5 Ways to Improve Your Writing
There are some writing mistakes that teachers see over and another time on student essays. If you'll conquer these five writing essentials, you'll make fewer errors and earn higher scores on your essays.
Recognize a Whole Sentence to Avoid Fragments
A complete sentence contains a topic and a predicate. Alissa Zucker, an essay writer, says that subjects and predicates are often made of one word or many words – which is why an entire sentence will be only two words long and an incomplete sentence or fragment could contain dozens of words. Here are some two-word sentences:
Here are some two word fragments:
The subject is the main character of a sentence: the person, place, or thing that carries out the action. a subject matter might be one noun, like house, pardon, or pillow, for instance.
A complete subject is formed from the easy subject and every one its modifiers, and it should contain several words, as during this example:
The wiry Little Dog with a white patch on his head ate your food.
The noun dog is that the simple subject, and also the entire phrase (in bold) is that the complete subject.
The predicate is that the part that gives the action and extra information. The verb is that the main a part of a predicate, that the predicate might be one verb like stands, puffs, or plows.
In the sentences below, the topic is in bold and also the predicate is in italics.
My dog likes to drink quandary.
Every February is brief.
People who board glass houses shouldn’t throw stones.
Recognize the Parts of Speech
A sentence must have a theme and a verb, as stated above. (The verb is within the predicate.) There are some more parts of speech you must be ready to recognize:
Adjective: modifies a noun.
Adverb: modifies a verb, adjective, or another adverb.
Pronoun: words like his, her, our that replace a noun.
Preposition: words wish to, on, thereunder link a noun to a different word.
Conjunction: joins clauses or sentences together.
Interjection: a brief exclamation (Oh boy!)
Understand the Difference between a Clause and a Phrase

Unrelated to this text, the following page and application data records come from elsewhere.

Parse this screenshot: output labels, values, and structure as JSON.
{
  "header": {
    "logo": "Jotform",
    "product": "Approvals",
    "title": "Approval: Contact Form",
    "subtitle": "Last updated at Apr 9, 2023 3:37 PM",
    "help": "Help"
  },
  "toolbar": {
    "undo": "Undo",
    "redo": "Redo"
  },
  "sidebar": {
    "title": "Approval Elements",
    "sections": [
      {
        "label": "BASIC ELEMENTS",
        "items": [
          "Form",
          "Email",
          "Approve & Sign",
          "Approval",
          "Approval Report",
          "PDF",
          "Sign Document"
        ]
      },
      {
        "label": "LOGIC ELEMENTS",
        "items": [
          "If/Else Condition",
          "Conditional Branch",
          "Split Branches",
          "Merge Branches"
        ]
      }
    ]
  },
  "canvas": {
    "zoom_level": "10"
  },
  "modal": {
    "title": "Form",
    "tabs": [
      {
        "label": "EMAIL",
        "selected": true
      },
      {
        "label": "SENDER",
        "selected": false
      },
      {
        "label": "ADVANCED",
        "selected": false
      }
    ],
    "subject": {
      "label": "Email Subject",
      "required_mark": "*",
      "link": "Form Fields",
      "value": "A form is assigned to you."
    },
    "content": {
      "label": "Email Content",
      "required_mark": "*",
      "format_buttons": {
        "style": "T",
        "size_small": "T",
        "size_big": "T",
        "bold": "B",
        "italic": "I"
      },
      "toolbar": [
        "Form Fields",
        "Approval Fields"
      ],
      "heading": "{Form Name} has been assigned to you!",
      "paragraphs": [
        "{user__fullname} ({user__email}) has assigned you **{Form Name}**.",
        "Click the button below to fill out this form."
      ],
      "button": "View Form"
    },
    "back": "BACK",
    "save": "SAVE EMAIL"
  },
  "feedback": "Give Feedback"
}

A phrase could be a group of words that doesn't contain a theme and a predicate. Obviously, a phrase can't be a sentence, because it'll be missing one amongst those two mandatory components! These are phrases:
Behind the house

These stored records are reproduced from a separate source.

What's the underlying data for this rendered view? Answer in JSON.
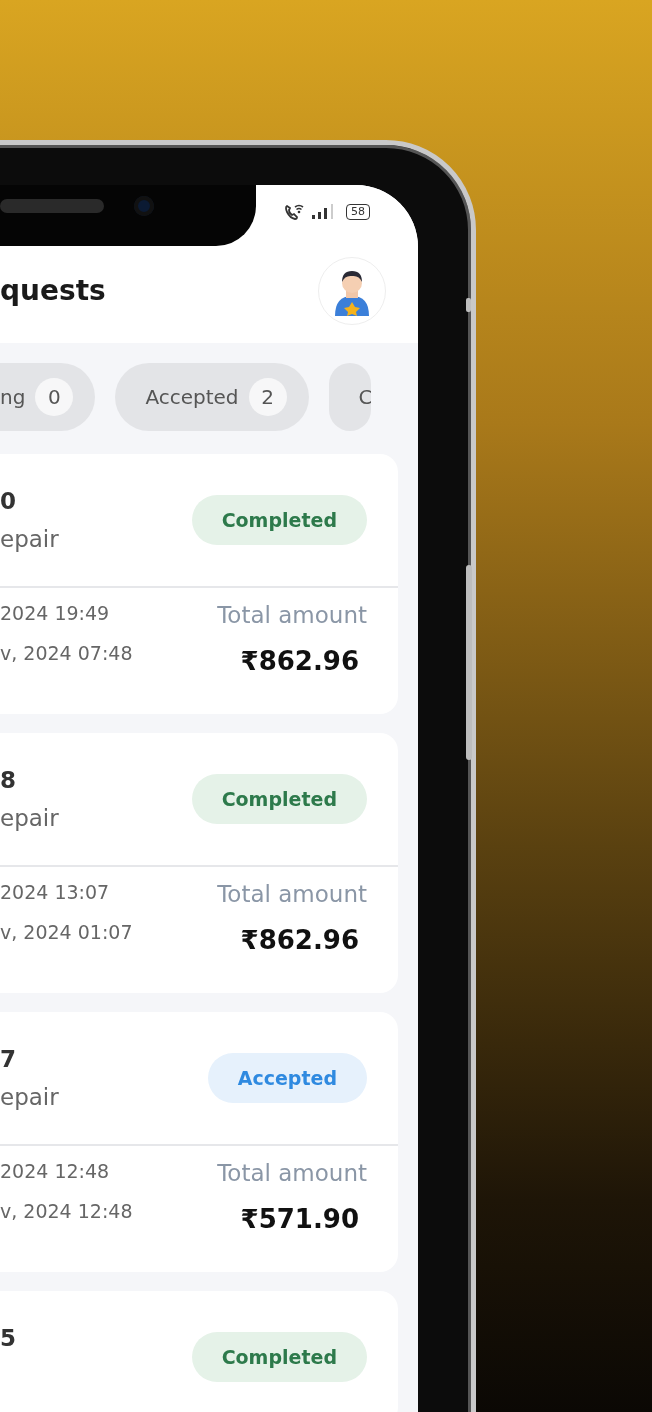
{
  "status_bar": {
    "battery": "58"
  },
  "header": {
    "title": "quests"
  },
  "filters": [
    {
      "label": "ng",
      "count": "0"
    },
    {
      "label": "Accepted",
      "count": "2"
    },
    {
      "label": "C"
    }
  ],
  "requests": [
    {
      "id": "0",
      "service": "epair",
      "status": "Completed",
      "kind": "completed",
      "date_1": "2024 19:49",
      "date_2": "v, 2024 07:48",
      "amount_label": "Total amount",
      "amount": "₹862.96"
    },
    {
      "id": "8",
      "service": "epair",
      "status": "Completed",
      "kind": "completed",
      "date_1": "2024 13:07",
      "date_2": "v, 2024 01:07",
      "amount_label": "Total amount",
      "amount": "₹862.96"
    },
    {
      "id": "7",
      "service": "epair",
      "status": "Accepted",
      "kind": "accepted",
      "date_1": "2024 12:48",
      "date_2": "v, 2024 12:48",
      "amount_label": "Total amount",
      "amount": "₹571.90"
    },
    {
      "id": "5",
      "status": "Completed",
      "kind": "completed"
    }
  ]
}
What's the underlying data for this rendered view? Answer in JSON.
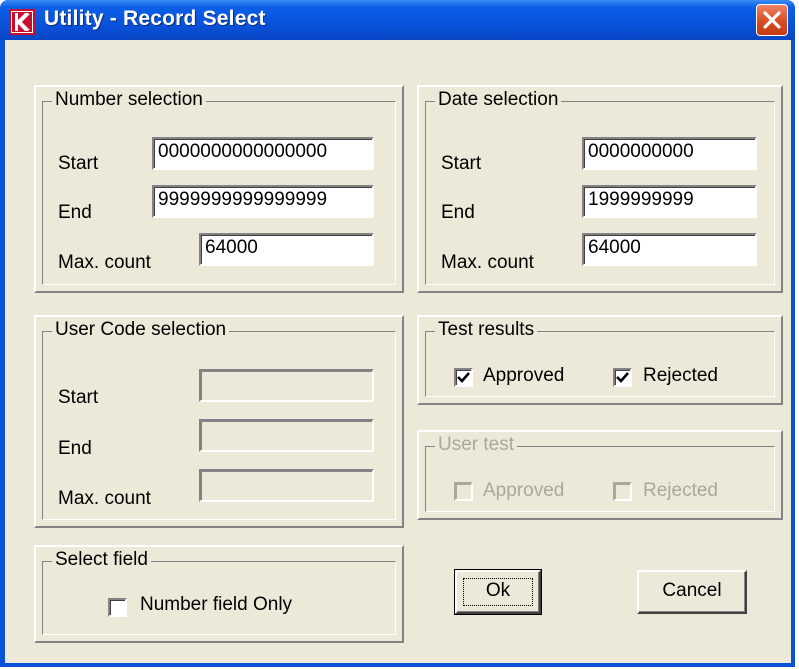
{
  "window": {
    "title": "Utility - Record Select",
    "icon": "k-logo-icon",
    "close_icon": "close-icon"
  },
  "number_selection": {
    "legend": "Number selection",
    "start_label": "Start",
    "start_value": "0000000000000000",
    "end_label": "End",
    "end_value": "9999999999999999",
    "max_label": "Max. count",
    "max_value": "64000"
  },
  "date_selection": {
    "legend": "Date selection",
    "start_label": "Start",
    "start_value": "0000000000",
    "end_label": "End",
    "end_value": "1999999999",
    "max_label": "Max. count",
    "max_value": "64000"
  },
  "user_code_selection": {
    "legend": "User Code selection",
    "start_label": "Start",
    "start_value": "",
    "end_label": "End",
    "end_value": "",
    "max_label": "Max. count",
    "max_value": ""
  },
  "test_results": {
    "legend": "Test results",
    "approved_label": "Approved",
    "approved_checked": true,
    "rejected_label": "Rejected",
    "rejected_checked": true
  },
  "user_test": {
    "legend": "User test",
    "approved_label": "Approved",
    "approved_checked": false,
    "rejected_label": "Rejected",
    "rejected_checked": false,
    "enabled": false
  },
  "select_field": {
    "legend": "Select field",
    "number_only_label": "Number field Only",
    "number_only_checked": false
  },
  "buttons": {
    "ok_label": "Ok",
    "cancel_label": "Cancel"
  },
  "colors": {
    "titlebar": "#0952dc",
    "dialog_face": "#ece9d8",
    "close_button": "#d74d23",
    "disabled_text": "#aca899"
  }
}
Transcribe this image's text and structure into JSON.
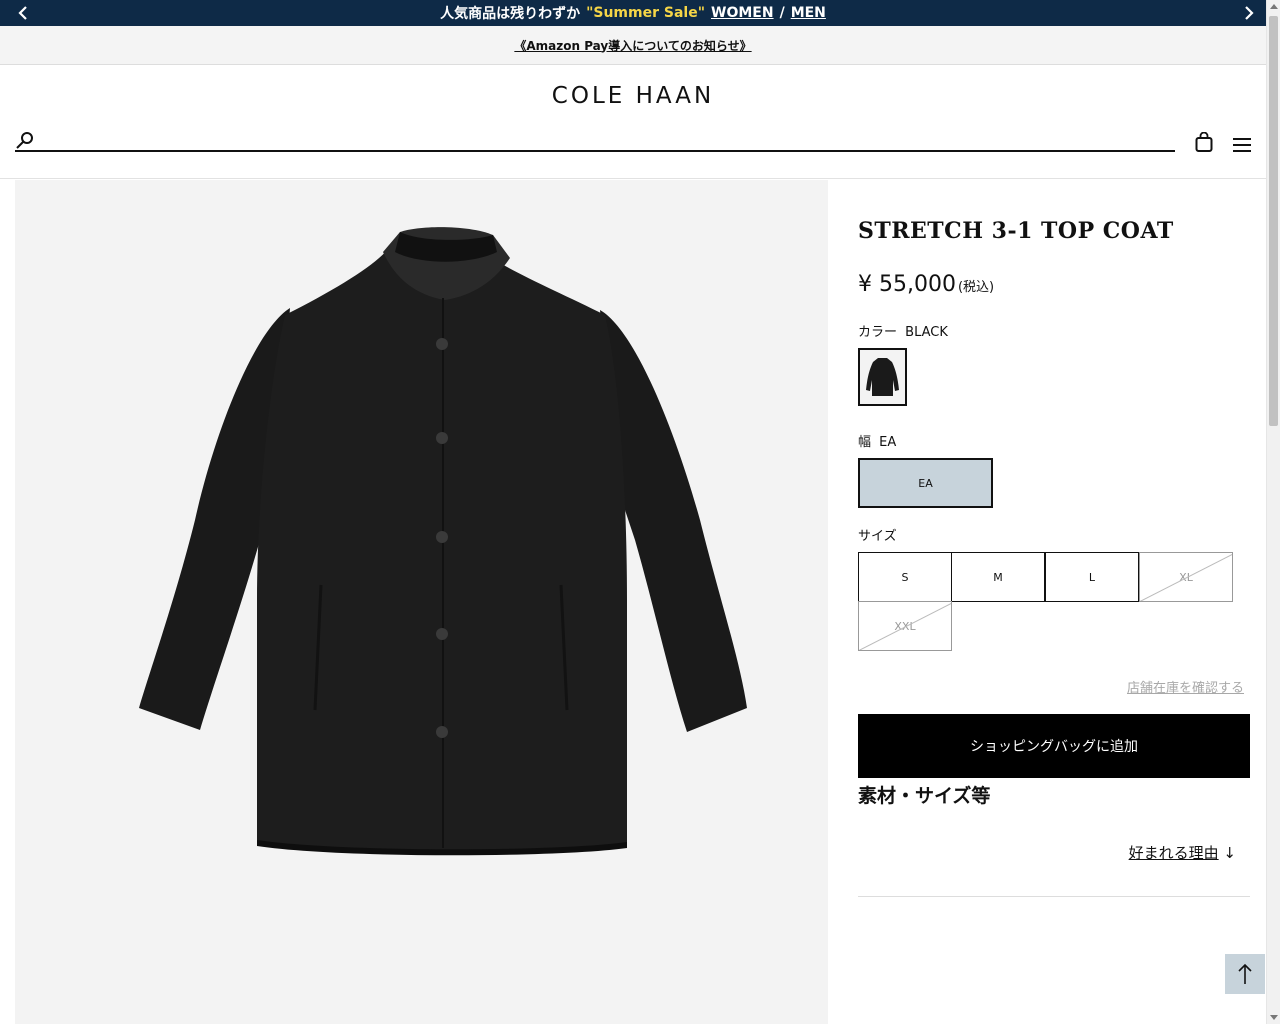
{
  "promo": {
    "text": "人気商品は残りわずか",
    "highlight": "\"Summer Sale\"",
    "women_link": "WOMEN",
    "separator": "/",
    "men_link": "MEN",
    "prev_icon": "chevron-left-icon",
    "next_icon": "chevron-right-icon",
    "background_color": "#0e2a47",
    "highlight_color": "#f5d547"
  },
  "notice": {
    "link_text": "《Amazon Pay導入についてのお知らせ》"
  },
  "header": {
    "logo": "COLE HAAN",
    "search_placeholder": "",
    "search_icon": "search-icon",
    "bag_icon": "shopping-bag-icon",
    "menu_icon": "hamburger-menu-icon"
  },
  "product": {
    "title": "STRETCH 3-1 TOP COAT",
    "price": "¥ 55,000",
    "tax_note": "(税込)",
    "color_label": "カラー",
    "color_value": "BLACK",
    "width_label": "幅",
    "width_value": "EA",
    "width_option": "EA",
    "size_label": "サイズ",
    "sizes": [
      {
        "label": "S",
        "available": true
      },
      {
        "label": "M",
        "available": true
      },
      {
        "label": "L",
        "available": true
      },
      {
        "label": "XL",
        "available": false
      },
      {
        "label": "XXL",
        "available": false
      }
    ],
    "store_stock_link": "店舗在庫を確認する",
    "add_to_bag": "ショッピングバッグに追加",
    "material_heading": "素材・サイズ等",
    "reason_link": "好まれる理由",
    "reason_arrow": "↓"
  },
  "colors": {
    "selected_option_bg": "#c7d3db",
    "button_black": "#000000",
    "gallery_bg": "#f3f3f3"
  }
}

The giant octopus
Every pebble on the beach
Pulling a wagon
A clause contains an issue and a predicate – so it sometimes works sort of a little sentence within a sentence. A clause that's independent is simply sort of a sentence, because it completes a message.
I visited the shop before I ate.
A clause that's dependent cannot stand alone to complete a transparent message, because it contains a dependent marker like before, after, once, because, or since. There are more words that may function dependent markers. They simply suggest that more information is following.
These are dependent clauses. Notice how the dependent marker in italics causes the message to sound incomplete.
Since I visited the shop
Dogs like bones because
After you sign the contract
Remember Comma Rules for Writing
There are many rules for using commas, but some are especially important for crafting a good essay.
I can bring oranges, apples, and bananas.
Two or more adjectives during a row
He had a tiny low, fragile shell in his hand.
I prefer brown, melting marshmallows.
She said she was “helping someone.”
“I don’t think she was,” he replied.
Introductory word or phrase or interrupting word or phrase
John, put your socks within the hamper.
Sally, for instance, is using blue ink.
Sally, not the opposite girl, is coming to our party.
I like apples, not oranges.
Separating independent clauses that are connected by a coordinating conjunction
She runs up the Hill, but she rolls down Capitol Hill.
I work on Tuesdays, and I play on Wednesdays.
After a clause that starts a sentence
When I was twelve, I had a horse.
Before we eat, we should always wash our hands.
Recognize Words We Misunderstand
Some words are easily confused with others, and that they are often the explanation for red marks on student papers! Read over this list and confirm you review these and other commonly confused words.
their, there, and they’re
your and you’re
then and than
to and too
accept and exceptPrint this Article